■ Exercise material ■
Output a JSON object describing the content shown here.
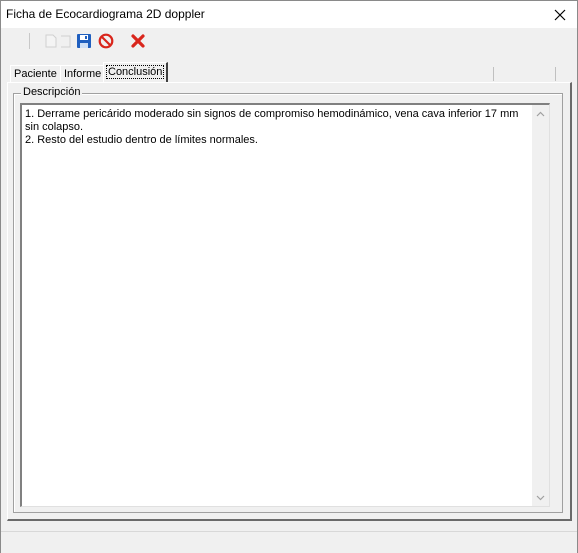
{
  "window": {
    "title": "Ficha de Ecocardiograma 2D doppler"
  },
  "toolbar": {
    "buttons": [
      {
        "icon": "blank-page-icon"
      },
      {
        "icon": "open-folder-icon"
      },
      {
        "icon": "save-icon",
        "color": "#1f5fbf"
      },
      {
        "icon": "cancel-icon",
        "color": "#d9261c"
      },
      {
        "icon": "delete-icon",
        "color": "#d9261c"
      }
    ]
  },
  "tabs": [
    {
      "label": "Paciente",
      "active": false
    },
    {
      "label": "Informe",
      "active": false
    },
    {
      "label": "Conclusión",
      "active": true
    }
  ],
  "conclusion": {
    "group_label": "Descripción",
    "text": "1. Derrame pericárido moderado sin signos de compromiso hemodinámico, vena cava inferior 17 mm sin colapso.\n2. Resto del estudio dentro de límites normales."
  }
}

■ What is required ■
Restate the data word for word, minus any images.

■ Exercise output ■
Output a JSON object describing the content shown here.
{
  "window": {
    "title": "Ficha de Ecocardiograma 2D doppler"
  },
  "toolbar": {
    "buttons": [
      {
        "icon": "blank-page-icon"
      },
      {
        "icon": "open-folder-icon"
      },
      {
        "icon": "save-icon",
        "color": "#1f5fbf"
      },
      {
        "icon": "cancel-icon",
        "color": "#d9261c"
      },
      {
        "icon": "delete-icon",
        "color": "#d9261c"
      }
    ]
  },
  "tabs": [
    {
      "label": "Paciente",
      "active": false
    },
    {
      "label": "Informe",
      "active": false
    },
    {
      "label": "Conclusión",
      "active": true
    }
  ],
  "conclusion": {
    "group_label": "Descripción",
    "text": "1. Derrame pericárido moderado sin signos de compromiso hemodinámico, vena cava inferior 17 mm sin colapso.\n2. Resto del estudio dentro de límites normales."
  }
}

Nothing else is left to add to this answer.